The first tenants began moving into the former Olympic Village this week, according to Vancouver officials. ((CBC))

The first low-income residents have started moving into Vancouver's former Olympic Village, officials announced Tuesday — nine months after the close of the 2010 Winter Games.

The subsidized units are being managed by the Co-operative Housing Federation of B.C. as part of deal it struck with the city last month.

"This is great news, to have people moving into their new homes in the Village just in time for Christmas," said Mayor Gregor Robertson in a statement released on Wednesday morning.

"Many of these people have been on waiting lists kept by BC Housing and GF Strong for many months, if not years," he said.

The city has not disclosed the exact number of units that will be rented out at subsidized rates to low-income families. But the statement did say "roughly half" of the 252 rental units run by the co-op would be rented at market rates to police, firefighters, nurses and other essential services workers.

The amount of subsidized housing at the former Olympic Village was cut in half in April in order to cover cost overruns and poor sales of about 850 other high-end units in the rest of the $1-billion development.
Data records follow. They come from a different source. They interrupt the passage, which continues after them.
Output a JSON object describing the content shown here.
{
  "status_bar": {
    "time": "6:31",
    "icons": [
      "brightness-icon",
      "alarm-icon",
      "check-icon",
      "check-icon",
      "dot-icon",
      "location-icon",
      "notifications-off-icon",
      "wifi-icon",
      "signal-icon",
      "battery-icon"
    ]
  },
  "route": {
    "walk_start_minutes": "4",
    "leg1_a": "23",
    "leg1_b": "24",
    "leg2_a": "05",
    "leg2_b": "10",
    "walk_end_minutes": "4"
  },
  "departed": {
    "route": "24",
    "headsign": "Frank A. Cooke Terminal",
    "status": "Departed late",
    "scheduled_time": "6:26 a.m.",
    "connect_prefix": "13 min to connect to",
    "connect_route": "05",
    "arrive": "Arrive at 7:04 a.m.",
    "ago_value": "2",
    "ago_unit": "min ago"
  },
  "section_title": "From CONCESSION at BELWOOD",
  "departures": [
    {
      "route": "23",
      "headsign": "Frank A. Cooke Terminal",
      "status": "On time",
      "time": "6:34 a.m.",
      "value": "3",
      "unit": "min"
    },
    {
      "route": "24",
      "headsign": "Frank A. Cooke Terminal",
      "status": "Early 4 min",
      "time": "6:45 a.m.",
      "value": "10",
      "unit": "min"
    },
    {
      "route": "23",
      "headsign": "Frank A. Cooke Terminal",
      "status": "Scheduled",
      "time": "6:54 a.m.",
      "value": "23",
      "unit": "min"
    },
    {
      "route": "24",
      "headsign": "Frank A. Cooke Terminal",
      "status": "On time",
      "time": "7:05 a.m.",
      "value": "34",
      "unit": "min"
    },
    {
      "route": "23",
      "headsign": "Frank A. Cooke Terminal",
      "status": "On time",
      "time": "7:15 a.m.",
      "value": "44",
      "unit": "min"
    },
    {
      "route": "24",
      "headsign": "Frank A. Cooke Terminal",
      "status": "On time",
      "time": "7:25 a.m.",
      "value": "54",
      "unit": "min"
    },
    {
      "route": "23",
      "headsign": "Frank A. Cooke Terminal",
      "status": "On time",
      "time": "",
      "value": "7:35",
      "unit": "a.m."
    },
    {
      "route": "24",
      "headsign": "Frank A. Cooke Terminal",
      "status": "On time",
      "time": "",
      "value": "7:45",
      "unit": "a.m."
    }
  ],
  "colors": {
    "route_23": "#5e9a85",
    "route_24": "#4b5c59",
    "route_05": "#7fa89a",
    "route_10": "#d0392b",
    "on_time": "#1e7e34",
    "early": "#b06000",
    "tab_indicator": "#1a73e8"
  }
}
The city is expected to launch a marketing plan in the new year in order to sell off more than 400 units remaining in the development. It was forced to take over financing of the high-end condo project in downtown Vancouver in 2008 after the original hedge-fund investors bailed out of the deal.